→ Task brief:
I'd like every line in the following listing that holds "before" copied.

#####

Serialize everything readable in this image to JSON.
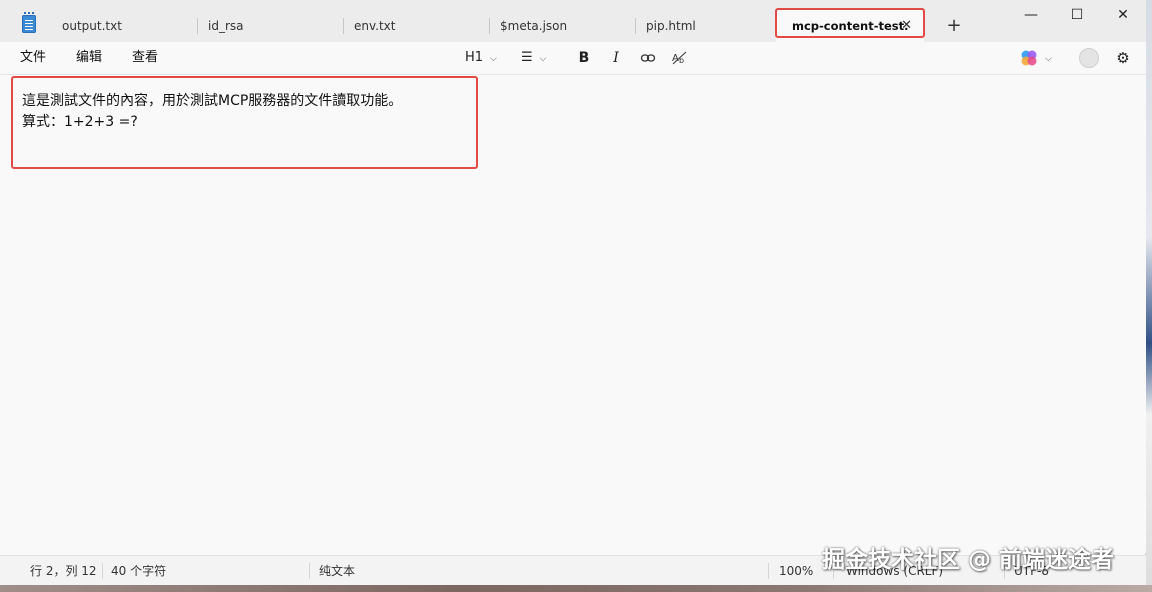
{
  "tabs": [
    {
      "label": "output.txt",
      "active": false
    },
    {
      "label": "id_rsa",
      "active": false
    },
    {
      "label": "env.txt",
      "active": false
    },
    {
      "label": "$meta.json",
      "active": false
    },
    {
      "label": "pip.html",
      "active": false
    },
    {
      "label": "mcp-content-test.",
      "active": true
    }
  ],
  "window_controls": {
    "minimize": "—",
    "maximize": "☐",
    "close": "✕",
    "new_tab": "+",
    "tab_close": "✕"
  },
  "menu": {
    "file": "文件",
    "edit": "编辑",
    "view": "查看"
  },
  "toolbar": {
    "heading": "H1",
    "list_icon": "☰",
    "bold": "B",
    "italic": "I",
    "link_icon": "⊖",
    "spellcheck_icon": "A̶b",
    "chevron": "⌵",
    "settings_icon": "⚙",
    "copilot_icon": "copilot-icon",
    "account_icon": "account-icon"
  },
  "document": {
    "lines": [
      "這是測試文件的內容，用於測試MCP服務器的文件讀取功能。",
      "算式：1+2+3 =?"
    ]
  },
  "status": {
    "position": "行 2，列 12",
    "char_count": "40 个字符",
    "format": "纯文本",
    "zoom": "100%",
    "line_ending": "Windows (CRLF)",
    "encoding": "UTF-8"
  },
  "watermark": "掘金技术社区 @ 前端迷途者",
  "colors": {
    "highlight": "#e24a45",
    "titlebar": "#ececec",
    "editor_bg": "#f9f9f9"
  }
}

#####

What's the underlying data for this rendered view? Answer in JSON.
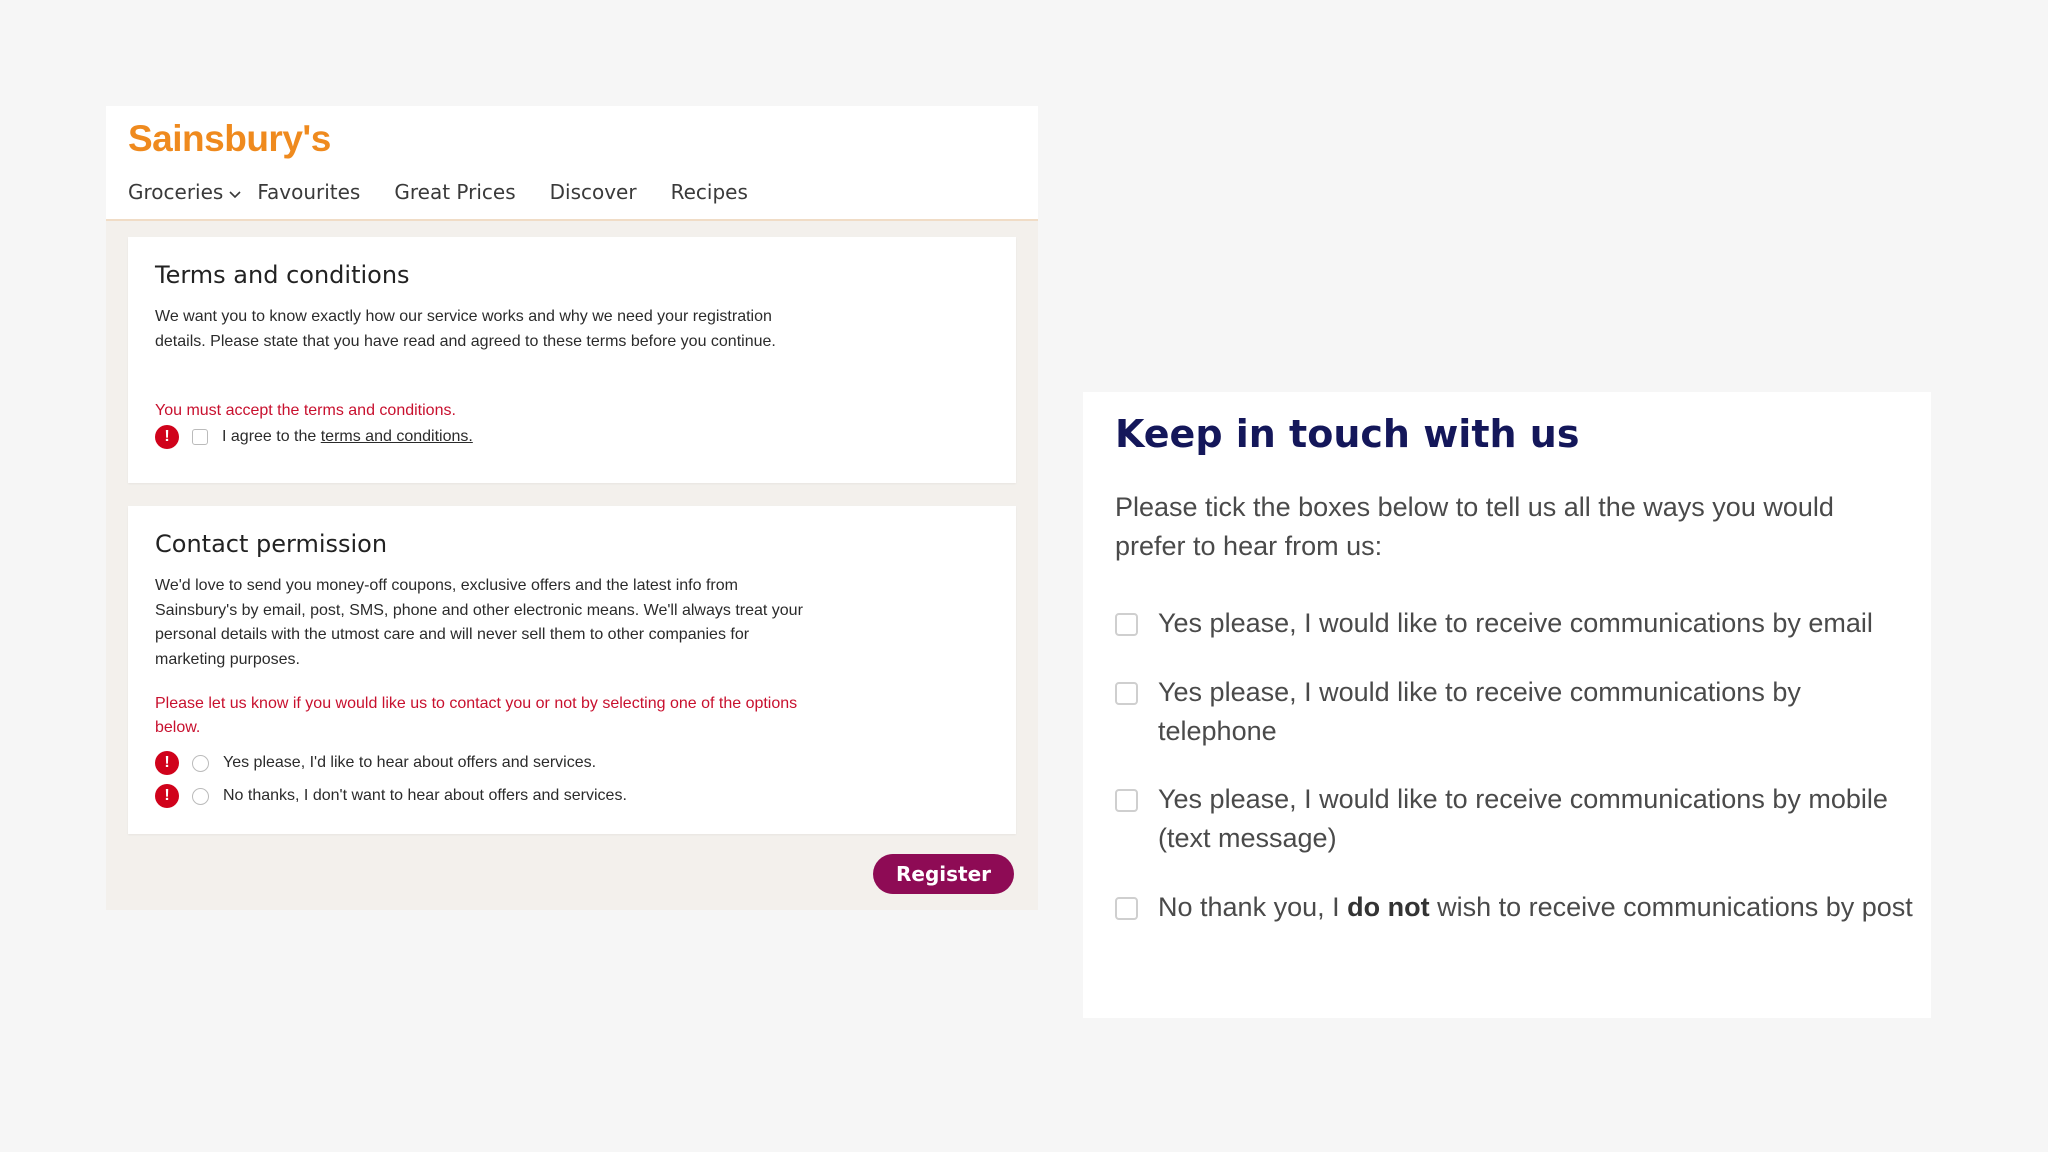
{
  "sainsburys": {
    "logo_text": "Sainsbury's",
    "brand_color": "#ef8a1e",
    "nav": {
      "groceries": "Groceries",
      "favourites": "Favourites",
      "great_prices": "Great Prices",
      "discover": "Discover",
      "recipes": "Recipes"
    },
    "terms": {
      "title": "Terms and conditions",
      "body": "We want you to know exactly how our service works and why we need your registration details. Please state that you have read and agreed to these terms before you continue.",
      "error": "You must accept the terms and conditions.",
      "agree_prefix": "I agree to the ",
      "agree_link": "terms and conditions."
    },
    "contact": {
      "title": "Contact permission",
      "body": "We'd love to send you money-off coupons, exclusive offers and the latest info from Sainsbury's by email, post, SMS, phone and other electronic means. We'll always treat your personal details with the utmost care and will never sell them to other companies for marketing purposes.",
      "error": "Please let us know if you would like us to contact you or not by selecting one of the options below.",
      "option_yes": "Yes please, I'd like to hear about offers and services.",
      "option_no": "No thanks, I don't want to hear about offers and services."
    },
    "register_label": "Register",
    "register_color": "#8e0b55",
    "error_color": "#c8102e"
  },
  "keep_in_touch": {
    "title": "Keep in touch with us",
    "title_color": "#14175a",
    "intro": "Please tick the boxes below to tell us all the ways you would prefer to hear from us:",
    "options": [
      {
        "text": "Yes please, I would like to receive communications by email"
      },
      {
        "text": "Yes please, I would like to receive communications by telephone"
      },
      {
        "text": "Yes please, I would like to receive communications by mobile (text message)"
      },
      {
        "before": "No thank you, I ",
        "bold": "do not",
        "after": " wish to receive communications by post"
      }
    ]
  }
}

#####

→ Exercise output:
      "body": "We want you to know exactly how our service works and why we need your registration details. Please state that you have read and agreed to these terms before you continue.",
        "before": "No thank you, I ",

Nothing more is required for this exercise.